At the recent American Public Health Association (APHA) conference in San Diego, California, more than 12,000 public health professionals gathered to present their research, discuss policy, and prepare to eliminate health disparities in their communities. APHA President Dr. Joseph Telfair shared his perspective on the conference theme, Health Equity Now, and what the gaps are in research both in the United States and globally. Dr. Telfair will be joining the PLOS ONE Editorial Board in January 2019.
To understand the conference theme, one first needs to understand the difference between equity and equality.
“Equity is different than equality. Equality, essentially, everybody gets the same thing. Equity is equality plus. For example, if we want equality, then everybody gets a bike because everybody deserves a bike. That should happen, right? However, inequity says, you don’t give everybody the same type of bike because not everybody is the same. For example, you have people who have no use of their legs, so you can’t give them a bike with pedals. You have people of different heights and sizes and so forth. What you do then is you give everybody a bike, but you specialize the bike to fit their unique needs. That’s what equity is. Equity is the adjustments that you make in equality that allows all people to benefit from the outcome.”
Dr. Telfair explained that although we have a good definition of equity, intervention research is needed to identify solutions that reduce inequality.
“Essentially what we have done well is the conceptual research. We’re clear about defining equality and inequality, but we need more empirical research. We have not implemented the intervention research well. In other words, we need to look at interventions, look at program design, program development, test out research questions and hypotheses. We know what the variables are, but not too much of what happens if you change a variable. In other words, if we have a project that is designed to reduce poverty within a certain sector, does that reduction of poverty also lead then to changes in terms of inequality?”
In the United States, for example, research is needed to understand the effect of the Affordable Care Act (ACA), the healthcare reform law enacted in 2010. Part of the law extended health insurance coverage to people with pre-existing conditions. The cost of their care was buffered by mandating that healthy individuals buy insurance as well. This mandate was later rescinded. Dr. Telfair proposed that research is needed to understand what impact changes in the law have had on providing equitable care.
“Equality assures that you have services and programs in place so that everybody gets equal access and equal care, however you also need to make adjustments such that you are addressing their unique needs. Take for example people with preexisting conditions. You can have a top-quality healthcare system but if you don’t allow people with preexisting conditions then you have an inequitable healthcare system. We’re just now beginning to see people begin to look at that question. What does it take intervention-wise to adjust systems such that you have this level of equity? We could do it by legislation and the implementation of outcome-based programs.

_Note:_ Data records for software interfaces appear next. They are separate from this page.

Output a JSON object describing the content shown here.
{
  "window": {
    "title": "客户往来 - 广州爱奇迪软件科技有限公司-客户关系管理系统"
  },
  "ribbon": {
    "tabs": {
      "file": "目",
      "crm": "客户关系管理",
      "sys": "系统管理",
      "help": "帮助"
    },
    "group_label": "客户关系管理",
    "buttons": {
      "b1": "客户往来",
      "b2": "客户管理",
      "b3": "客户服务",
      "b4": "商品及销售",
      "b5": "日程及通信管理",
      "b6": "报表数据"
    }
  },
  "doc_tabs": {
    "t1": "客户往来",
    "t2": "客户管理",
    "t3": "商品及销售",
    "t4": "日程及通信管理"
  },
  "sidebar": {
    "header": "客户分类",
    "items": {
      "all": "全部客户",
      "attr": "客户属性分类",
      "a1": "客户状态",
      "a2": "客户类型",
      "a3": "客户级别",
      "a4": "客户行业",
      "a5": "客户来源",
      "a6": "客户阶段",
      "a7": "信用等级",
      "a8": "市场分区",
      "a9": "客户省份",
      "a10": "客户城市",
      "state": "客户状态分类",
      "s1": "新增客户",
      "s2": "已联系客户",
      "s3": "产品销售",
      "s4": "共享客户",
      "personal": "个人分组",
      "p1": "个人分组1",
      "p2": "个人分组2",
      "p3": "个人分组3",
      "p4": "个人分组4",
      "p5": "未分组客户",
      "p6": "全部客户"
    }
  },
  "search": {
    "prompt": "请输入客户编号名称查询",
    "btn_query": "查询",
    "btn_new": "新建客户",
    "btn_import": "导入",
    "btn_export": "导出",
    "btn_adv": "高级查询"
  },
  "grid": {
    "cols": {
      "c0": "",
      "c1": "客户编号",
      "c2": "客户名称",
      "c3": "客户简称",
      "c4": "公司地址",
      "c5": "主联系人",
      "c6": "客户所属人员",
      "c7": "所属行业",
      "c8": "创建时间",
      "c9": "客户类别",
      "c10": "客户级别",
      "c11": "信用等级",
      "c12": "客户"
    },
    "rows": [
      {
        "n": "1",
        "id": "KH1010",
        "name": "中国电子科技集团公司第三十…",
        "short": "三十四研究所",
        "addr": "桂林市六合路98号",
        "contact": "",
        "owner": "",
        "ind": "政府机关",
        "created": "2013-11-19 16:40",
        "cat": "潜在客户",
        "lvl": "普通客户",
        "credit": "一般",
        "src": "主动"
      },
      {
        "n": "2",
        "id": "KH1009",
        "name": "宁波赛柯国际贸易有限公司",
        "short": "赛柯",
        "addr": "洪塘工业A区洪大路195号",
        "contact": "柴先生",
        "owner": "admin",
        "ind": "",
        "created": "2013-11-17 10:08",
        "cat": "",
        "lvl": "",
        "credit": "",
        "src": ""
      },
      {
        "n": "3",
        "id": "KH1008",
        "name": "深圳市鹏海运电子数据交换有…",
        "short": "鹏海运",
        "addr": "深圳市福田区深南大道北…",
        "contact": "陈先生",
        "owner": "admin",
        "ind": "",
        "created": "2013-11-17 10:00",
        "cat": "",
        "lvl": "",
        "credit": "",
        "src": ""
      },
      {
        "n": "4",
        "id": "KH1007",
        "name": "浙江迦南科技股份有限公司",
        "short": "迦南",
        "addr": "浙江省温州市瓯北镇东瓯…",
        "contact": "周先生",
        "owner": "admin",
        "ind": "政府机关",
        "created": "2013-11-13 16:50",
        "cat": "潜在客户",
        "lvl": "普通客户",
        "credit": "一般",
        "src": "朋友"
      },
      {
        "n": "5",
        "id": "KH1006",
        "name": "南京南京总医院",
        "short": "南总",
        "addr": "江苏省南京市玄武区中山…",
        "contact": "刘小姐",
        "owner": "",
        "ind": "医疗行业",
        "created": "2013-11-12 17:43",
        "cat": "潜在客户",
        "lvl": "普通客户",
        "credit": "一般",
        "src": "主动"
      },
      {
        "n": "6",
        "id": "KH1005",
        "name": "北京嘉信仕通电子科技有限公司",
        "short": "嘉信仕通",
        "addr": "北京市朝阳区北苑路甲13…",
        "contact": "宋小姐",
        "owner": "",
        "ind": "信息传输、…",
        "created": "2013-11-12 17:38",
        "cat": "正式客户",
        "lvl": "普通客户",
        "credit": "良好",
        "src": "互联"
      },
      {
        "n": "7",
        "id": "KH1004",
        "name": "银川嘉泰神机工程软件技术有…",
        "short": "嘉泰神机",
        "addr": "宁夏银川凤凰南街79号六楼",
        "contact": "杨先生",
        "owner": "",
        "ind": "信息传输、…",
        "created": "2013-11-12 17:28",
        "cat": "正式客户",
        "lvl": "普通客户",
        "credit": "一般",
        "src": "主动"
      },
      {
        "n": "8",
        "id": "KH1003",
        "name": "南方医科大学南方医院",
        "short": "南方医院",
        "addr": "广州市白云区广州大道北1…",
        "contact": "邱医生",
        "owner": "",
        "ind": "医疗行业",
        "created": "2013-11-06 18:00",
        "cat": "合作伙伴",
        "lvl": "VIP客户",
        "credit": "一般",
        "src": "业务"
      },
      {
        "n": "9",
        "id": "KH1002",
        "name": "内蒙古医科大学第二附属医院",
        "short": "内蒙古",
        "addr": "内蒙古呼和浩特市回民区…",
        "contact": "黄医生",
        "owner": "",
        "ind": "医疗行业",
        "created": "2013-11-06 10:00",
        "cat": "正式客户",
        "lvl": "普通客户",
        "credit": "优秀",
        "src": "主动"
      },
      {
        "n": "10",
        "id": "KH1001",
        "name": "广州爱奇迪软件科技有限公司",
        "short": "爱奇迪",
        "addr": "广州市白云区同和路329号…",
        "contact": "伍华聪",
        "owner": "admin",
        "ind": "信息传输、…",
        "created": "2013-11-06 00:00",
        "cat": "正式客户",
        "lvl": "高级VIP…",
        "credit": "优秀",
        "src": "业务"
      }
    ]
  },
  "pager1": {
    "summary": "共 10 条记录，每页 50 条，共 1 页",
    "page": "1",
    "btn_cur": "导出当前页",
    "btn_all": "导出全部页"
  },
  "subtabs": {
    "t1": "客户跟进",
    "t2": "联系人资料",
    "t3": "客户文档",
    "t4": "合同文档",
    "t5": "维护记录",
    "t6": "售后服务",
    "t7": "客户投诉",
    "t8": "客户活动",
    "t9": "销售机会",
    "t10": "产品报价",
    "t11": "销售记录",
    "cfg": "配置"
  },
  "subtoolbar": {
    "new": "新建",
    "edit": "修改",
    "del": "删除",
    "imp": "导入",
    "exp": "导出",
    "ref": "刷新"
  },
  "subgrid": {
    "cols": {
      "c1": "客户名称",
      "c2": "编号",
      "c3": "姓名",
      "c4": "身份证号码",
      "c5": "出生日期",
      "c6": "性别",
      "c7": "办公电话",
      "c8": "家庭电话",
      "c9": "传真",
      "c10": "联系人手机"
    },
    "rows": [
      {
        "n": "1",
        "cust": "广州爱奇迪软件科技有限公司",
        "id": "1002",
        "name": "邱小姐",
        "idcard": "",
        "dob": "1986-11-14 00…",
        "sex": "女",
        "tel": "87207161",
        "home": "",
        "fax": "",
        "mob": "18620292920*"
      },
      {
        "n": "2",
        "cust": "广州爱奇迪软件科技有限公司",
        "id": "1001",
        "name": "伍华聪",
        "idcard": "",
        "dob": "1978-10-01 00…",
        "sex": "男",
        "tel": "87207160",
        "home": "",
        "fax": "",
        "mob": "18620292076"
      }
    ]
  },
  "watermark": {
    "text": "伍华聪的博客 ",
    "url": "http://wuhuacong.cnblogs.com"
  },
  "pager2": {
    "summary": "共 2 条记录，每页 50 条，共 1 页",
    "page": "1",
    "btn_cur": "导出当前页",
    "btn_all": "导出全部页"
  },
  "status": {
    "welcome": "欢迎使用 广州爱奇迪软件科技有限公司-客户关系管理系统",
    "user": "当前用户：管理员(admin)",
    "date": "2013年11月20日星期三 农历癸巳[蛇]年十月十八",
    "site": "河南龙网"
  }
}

The Affordable Care Act (ACA) was trying to level the playing field. However, when the mandate was taken away, it took away a buffer for that. So that means that now the costs for folks with pre-existing conditions have gone up because there is no buffer. We don’t really know in the short and long run what that really means yet. What happens when you introduce an intervention and you take an intervention away? We just don’t know that yet and we need to know that.”
Dr. Telfair went on to explain the need for more complex research globally.
“That’s in the United States. But what about globally? Most countries that we work with do not have insurance plans. And for many of them, healthcare is a hit and miss proposition. Anybody can get healthcare if they show up to the place where healthcare is being delivered. However, we also know that there is unequalness in terms of quality. I’ve read several papers that people have submitted from countries where there’s civil war, and they’ve totally ignored the civil war influence. And it really frustrates me. Once I sent a paper back and I said, ‘you can’t look at this acontextually’. When we look at equity, we’re looking at it in all of those contexts, we know it’s a multi-layered, multi-contextual, multifactorial type of thing. We know it’s complex. There’s no such thing as a simple study, independent variable/dependent variable/outcomes when you look at equity. That’s what we need to be good at. That’s what we need to look at. Conceptually, we’re very clear.
We have all kinds of examples at this conference. People are beginning to tackle and struggle with, how we look at the intervention side of equity. How do we actually do things that are going to make the difference where we can achieve what we’re shooting for, because that’s aspirational at this point. We’re getting there in the sense that people are beginning to think really, really well and are beginning to use different types of models. In the health services arena, they use health services models, traditional models to look at the effect of adjustments that people are making, cost adjustments, personnel adjustments.”
In summary, equity has been defined, but research is needed to determine whether interventions are effective in increasing health equity for all. Researchers should study how changes in variables effect inequity. Health equity research must take the complexity of the local context into consideration, and models need to be translated into measurable outcomes.
We look forward to reading these studies, and to next year’s APHA conference in Philadelphia, Pennsylvania, when the theme will be For Science. For Action. For Health.
Feature image: from Pixabay CC0